» **DATA EXTRACT**
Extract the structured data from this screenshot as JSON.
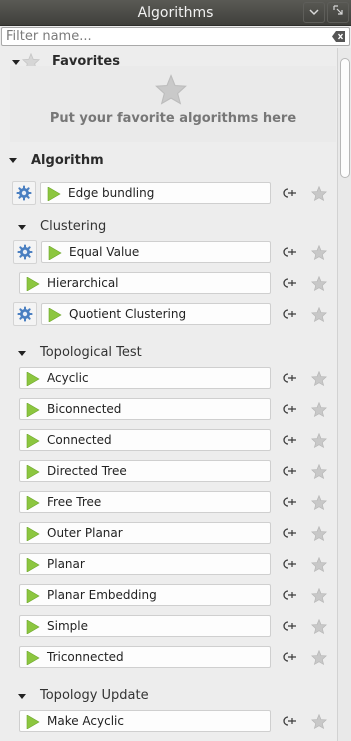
{
  "window": {
    "title": "Algorithms"
  },
  "filter": {
    "placeholder": "Filter name...",
    "value": ""
  },
  "favorites": {
    "title": "Favorites",
    "empty_message": "Put your favorite algorithms here"
  },
  "algorithm": {
    "title": "Algorithm",
    "items": [
      {
        "label": "Edge bundling",
        "has_settings": true
      }
    ],
    "groups": [
      {
        "title": "Clustering",
        "items": [
          {
            "label": "Equal Value",
            "has_settings": true
          },
          {
            "label": "Hierarchical",
            "has_settings": false
          },
          {
            "label": "Quotient Clustering",
            "has_settings": true
          }
        ]
      },
      {
        "title": "Topological Test",
        "items": [
          {
            "label": "Acyclic",
            "has_settings": false
          },
          {
            "label": "Biconnected",
            "has_settings": false
          },
          {
            "label": "Connected",
            "has_settings": false
          },
          {
            "label": "Directed Tree",
            "has_settings": false
          },
          {
            "label": "Free Tree",
            "has_settings": false
          },
          {
            "label": "Outer Planar",
            "has_settings": false
          },
          {
            "label": "Planar",
            "has_settings": false
          },
          {
            "label": "Planar Embedding",
            "has_settings": false
          },
          {
            "label": "Simple",
            "has_settings": false
          },
          {
            "label": "Triconnected",
            "has_settings": false
          }
        ]
      },
      {
        "title": "Topology Update",
        "items": [
          {
            "label": "Make Acyclic",
            "has_settings": false
          }
        ]
      }
    ]
  },
  "colors": {
    "play": "#8cc63f",
    "gear": "#4a7fc1",
    "star": "#c8c8c8"
  },
  "icons": {
    "row_action": "pin-icon",
    "row_favorite": "star-icon",
    "run": "play-icon",
    "settings": "gear-icon"
  }
}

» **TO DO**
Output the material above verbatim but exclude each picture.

» **ANSWER TO THE PROBLEM**
Extract the structured data from this screenshot as JSON.
{
  "window": {
    "title": "Algorithms"
  },
  "filter": {
    "placeholder": "Filter name...",
    "value": ""
  },
  "favorites": {
    "title": "Favorites",
    "empty_message": "Put your favorite algorithms here"
  },
  "algorithm": {
    "title": "Algorithm",
    "items": [
      {
        "label": "Edge bundling",
        "has_settings": true
      }
    ],
    "groups": [
      {
        "title": "Clustering",
        "items": [
          {
            "label": "Equal Value",
            "has_settings": true
          },
          {
            "label": "Hierarchical",
            "has_settings": false
          },
          {
            "label": "Quotient Clustering",
            "has_settings": true
          }
        ]
      },
      {
        "title": "Topological Test",
        "items": [
          {
            "label": "Acyclic",
            "has_settings": false
          },
          {
            "label": "Biconnected",
            "has_settings": false
          },
          {
            "label": "Connected",
            "has_settings": false
          },
          {
            "label": "Directed Tree",
            "has_settings": false
          },
          {
            "label": "Free Tree",
            "has_settings": false
          },
          {
            "label": "Outer Planar",
            "has_settings": false
          },
          {
            "label": "Planar",
            "has_settings": false
          },
          {
            "label": "Planar Embedding",
            "has_settings": false
          },
          {
            "label": "Simple",
            "has_settings": false
          },
          {
            "label": "Triconnected",
            "has_settings": false
          }
        ]
      },
      {
        "title": "Topology Update",
        "items": [
          {
            "label": "Make Acyclic",
            "has_settings": false
          }
        ]
      }
    ]
  },
  "colors": {
    "play": "#8cc63f",
    "gear": "#4a7fc1",
    "star": "#c8c8c8"
  },
  "icons": {
    "row_action": "pin-icon",
    "row_favorite": "star-icon",
    "run": "play-icon",
    "settings": "gear-icon"
  }
}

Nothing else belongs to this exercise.